# Exercise instructions
In the records, find every line with the word "Weekly" and copy it out.

Information section start

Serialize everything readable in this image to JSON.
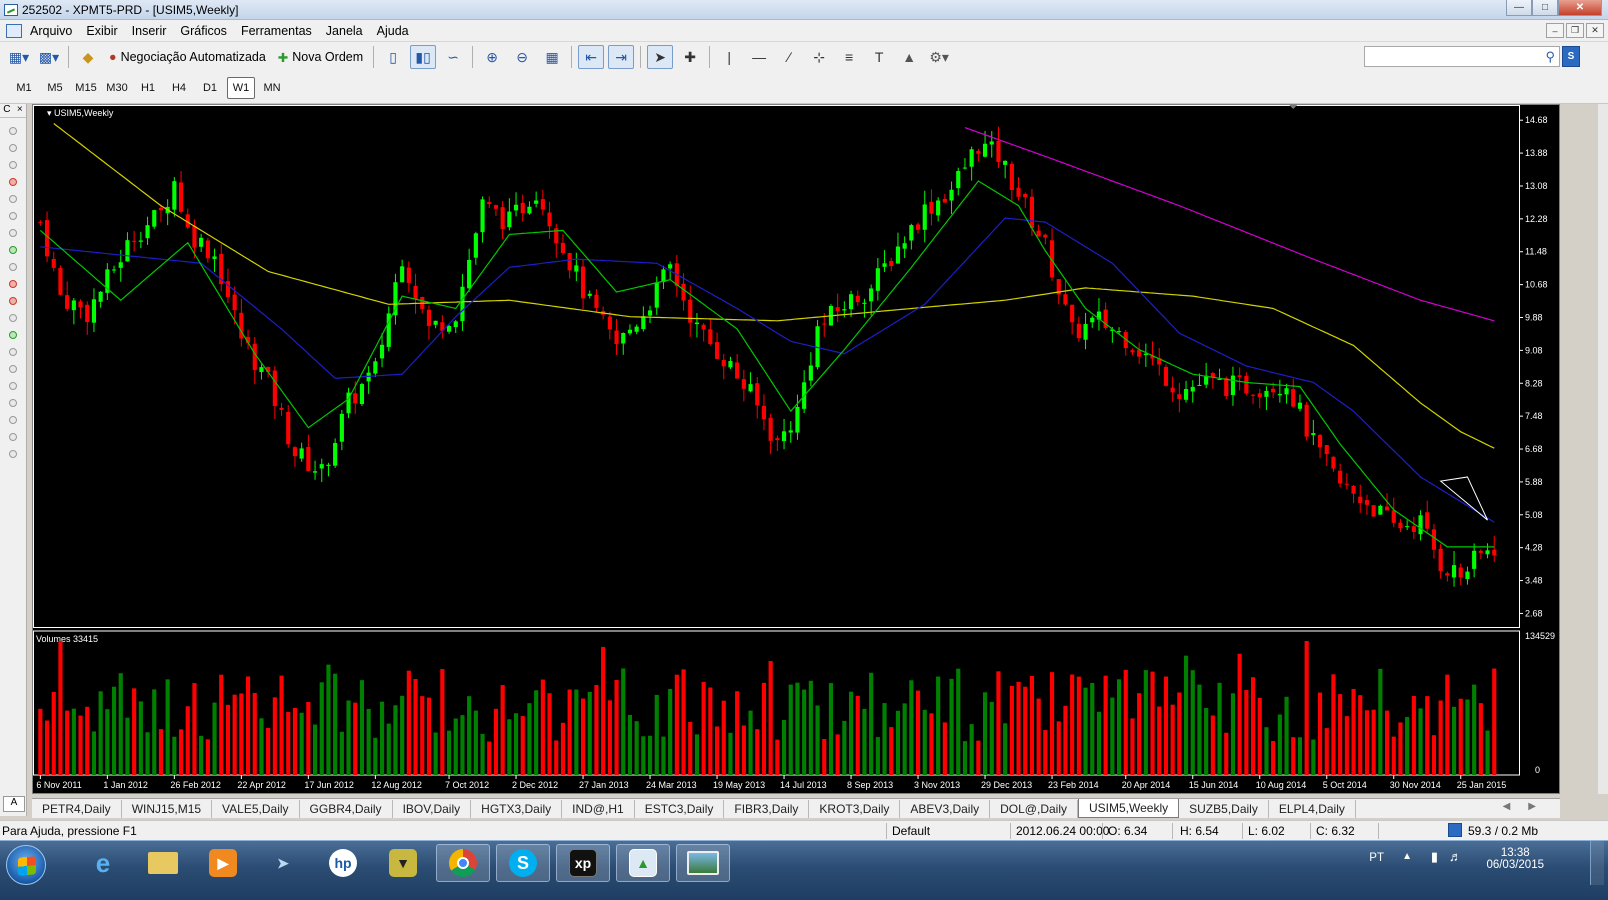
{
  "window": {
    "title": "252502 - XPMT5-PRD - [USIM5,Weekly]"
  },
  "menu": [
    "Arquivo",
    "Exibir",
    "Inserir",
    "Gráficos",
    "Ferramentas",
    "Janela",
    "Ajuda"
  ],
  "toolbar": {
    "auto_trading_label": "Negociação Automatizada",
    "new_order_label": "Nova Ordem"
  },
  "timeframes": [
    "M1",
    "M5",
    "M15",
    "M30",
    "H1",
    "H4",
    "D1",
    "W1",
    "MN"
  ],
  "active_timeframe": "W1",
  "left_panel": {
    "header_c": "C",
    "header_x": "×",
    "tab_label": "A"
  },
  "chart_data": {
    "type": "candlestick",
    "title": "USIM5,Weekly",
    "volume_label": "Volumes 33415",
    "volume_axis_max": "134529",
    "volume_axis_min": "0",
    "price_ticks": [
      "14.68",
      "13.88",
      "13.08",
      "12.28",
      "11.48",
      "10.68",
      "9.88",
      "9.08",
      "8.28",
      "7.48",
      "6.68",
      "5.88",
      "5.08",
      "4.28",
      "3.48",
      "2.68"
    ],
    "ylim": [
      2.35,
      15.05
    ],
    "x_labels": [
      "6 Nov 2011",
      "1 Jan 2012",
      "26 Feb 2012",
      "22 Apr 2012",
      "17 Jun 2012",
      "12 Aug 2012",
      "7 Oct 2012",
      "2 Dec 2012",
      "27 Jan 2013",
      "24 Mar 2013",
      "19 May 2013",
      "14 Jul 2013",
      "8 Sep 2013",
      "3 Nov 2013",
      "29 Dec 2013",
      "23 Feb 2014",
      "20 Apr 2014",
      "15 Jun 2014",
      "10 Aug 2014",
      "5 Oct 2014",
      "30 Nov 2014",
      "25 Jan 2015"
    ],
    "close_anchors": [
      [
        0,
        12.2
      ],
      [
        3,
        10.4
      ],
      [
        7,
        10.0
      ],
      [
        10,
        10.8
      ],
      [
        14,
        11.9
      ],
      [
        18,
        12.4
      ],
      [
        20,
        13.2
      ],
      [
        22,
        12.0
      ],
      [
        26,
        11.4
      ],
      [
        30,
        9.4
      ],
      [
        34,
        8.3
      ],
      [
        38,
        6.6
      ],
      [
        42,
        6.1
      ],
      [
        46,
        7.8
      ],
      [
        50,
        8.6
      ],
      [
        54,
        11.4
      ],
      [
        58,
        9.6
      ],
      [
        62,
        10.0
      ],
      [
        66,
        12.6
      ],
      [
        70,
        12.2
      ],
      [
        74,
        13.0
      ],
      [
        78,
        11.6
      ],
      [
        82,
        10.2
      ],
      [
        86,
        9.2
      ],
      [
        90,
        10.0
      ],
      [
        94,
        11.1
      ],
      [
        98,
        9.6
      ],
      [
        102,
        8.9
      ],
      [
        106,
        8.0
      ],
      [
        110,
        6.8
      ],
      [
        113,
        7.6
      ],
      [
        116,
        9.6
      ],
      [
        120,
        10.2
      ],
      [
        124,
        10.6
      ],
      [
        128,
        11.6
      ],
      [
        132,
        12.5
      ],
      [
        136,
        13.0
      ],
      [
        140,
        14.1
      ],
      [
        143,
        13.8
      ],
      [
        146,
        12.9
      ],
      [
        150,
        11.6
      ],
      [
        154,
        9.5
      ],
      [
        158,
        9.8
      ],
      [
        162,
        9.4
      ],
      [
        166,
        8.8
      ],
      [
        170,
        8.1
      ],
      [
        174,
        8.3
      ],
      [
        178,
        8.2
      ],
      [
        182,
        8.2
      ],
      [
        186,
        8.3
      ],
      [
        190,
        6.8
      ],
      [
        194,
        5.8
      ],
      [
        198,
        5.4
      ],
      [
        202,
        4.8
      ],
      [
        206,
        4.9
      ],
      [
        209,
        3.9
      ],
      [
        212,
        3.6
      ],
      [
        215,
        4.1
      ],
      [
        217,
        4.3
      ]
    ],
    "ma_green": [
      [
        0,
        12.0
      ],
      [
        12,
        10.3
      ],
      [
        22,
        11.7
      ],
      [
        32,
        9.0
      ],
      [
        40,
        7.2
      ],
      [
        46,
        7.9
      ],
      [
        54,
        10.4
      ],
      [
        62,
        10.1
      ],
      [
        70,
        11.9
      ],
      [
        78,
        12.0
      ],
      [
        86,
        10.5
      ],
      [
        94,
        10.8
      ],
      [
        104,
        9.6
      ],
      [
        112,
        7.6
      ],
      [
        120,
        9.1
      ],
      [
        130,
        11.1
      ],
      [
        140,
        13.2
      ],
      [
        146,
        12.6
      ],
      [
        150,
        11.5
      ],
      [
        156,
        10.1
      ],
      [
        164,
        9.1
      ],
      [
        172,
        8.5
      ],
      [
        180,
        8.3
      ],
      [
        188,
        8.2
      ],
      [
        194,
        6.8
      ],
      [
        202,
        5.2
      ],
      [
        210,
        4.3
      ],
      [
        217,
        4.3
      ]
    ],
    "ma_blue": [
      [
        0,
        11.6
      ],
      [
        24,
        11.2
      ],
      [
        36,
        9.6
      ],
      [
        44,
        8.4
      ],
      [
        54,
        8.5
      ],
      [
        62,
        9.9
      ],
      [
        70,
        11.1
      ],
      [
        80,
        11.3
      ],
      [
        92,
        11.2
      ],
      [
        104,
        10.1
      ],
      [
        112,
        9.3
      ],
      [
        120,
        9.0
      ],
      [
        132,
        10.2
      ],
      [
        144,
        12.3
      ],
      [
        150,
        12.2
      ],
      [
        160,
        11.2
      ],
      [
        170,
        9.5
      ],
      [
        180,
        8.7
      ],
      [
        190,
        8.3
      ],
      [
        196,
        7.6
      ],
      [
        206,
        6.0
      ],
      [
        212,
        5.4
      ],
      [
        217,
        4.9
      ]
    ],
    "ma_yellow": [
      [
        2,
        14.6
      ],
      [
        18,
        12.6
      ],
      [
        34,
        11.0
      ],
      [
        52,
        10.2
      ],
      [
        70,
        10.3
      ],
      [
        88,
        9.9
      ],
      [
        110,
        9.8
      ],
      [
        130,
        10.1
      ],
      [
        144,
        10.3
      ],
      [
        156,
        10.6
      ],
      [
        172,
        10.4
      ],
      [
        184,
        10.1
      ],
      [
        196,
        9.2
      ],
      [
        206,
        7.8
      ],
      [
        212,
        7.1
      ],
      [
        217,
        6.7
      ]
    ],
    "ma_magenta": [
      [
        138,
        14.5
      ],
      [
        150,
        13.8
      ],
      [
        170,
        12.6
      ],
      [
        190,
        11.3
      ],
      [
        206,
        10.3
      ],
      [
        217,
        9.8
      ]
    ],
    "volume_max": 134529
  },
  "tabs": [
    "PETR4,Daily",
    "WINJ15,M15",
    "VALE5,Daily",
    "GGBR4,Daily",
    "IBOV,Daily",
    "HGTX3,Daily",
    "IND@,H1",
    "ESTC3,Daily",
    "FIBR3,Daily",
    "KROT3,Daily",
    "ABEV3,Daily",
    "DOL@,Daily",
    "USIM5,Weekly",
    "SUZB5,Daily",
    "ELPL4,Daily"
  ],
  "active_tab": "USIM5,Weekly",
  "status": {
    "help": "Para Ajuda, pressione F1",
    "profile": "Default",
    "datetime": "2012.06.24 00:00",
    "open": "O: 6.34",
    "high": "H: 6.54",
    "low": "L: 6.02",
    "close": "C: 6.32",
    "traffic": "59.3 / 0.2 Mb"
  },
  "taskbar": {
    "language": "PT",
    "time": "13:38",
    "date": "06/03/2015",
    "apps": [
      "internet-explorer-icon",
      "folder-icon",
      "media-player-icon",
      "network-icon",
      "hp-icon",
      "trading-icon",
      "chrome-icon",
      "skype-icon",
      "xp-icon",
      "metatrader-icon",
      "image-viewer-icon"
    ]
  },
  "colors": {
    "bull": "#00ff00",
    "bear": "#ff0000",
    "vol_up": "#008000",
    "vol_down": "#ff0000",
    "ma_green": "#00c800",
    "ma_blue": "#1e1ec8",
    "ma_yellow": "#d2d200",
    "ma_magenta": "#d200d2"
  }
}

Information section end

# Task output
    "title": "252502 - XPMT5-PRD - [USIM5,Weekly]"
    "title": "USIM5,Weekly",
    "USIM5,Weekly",
  "active_tab": "USIM5,Weekly",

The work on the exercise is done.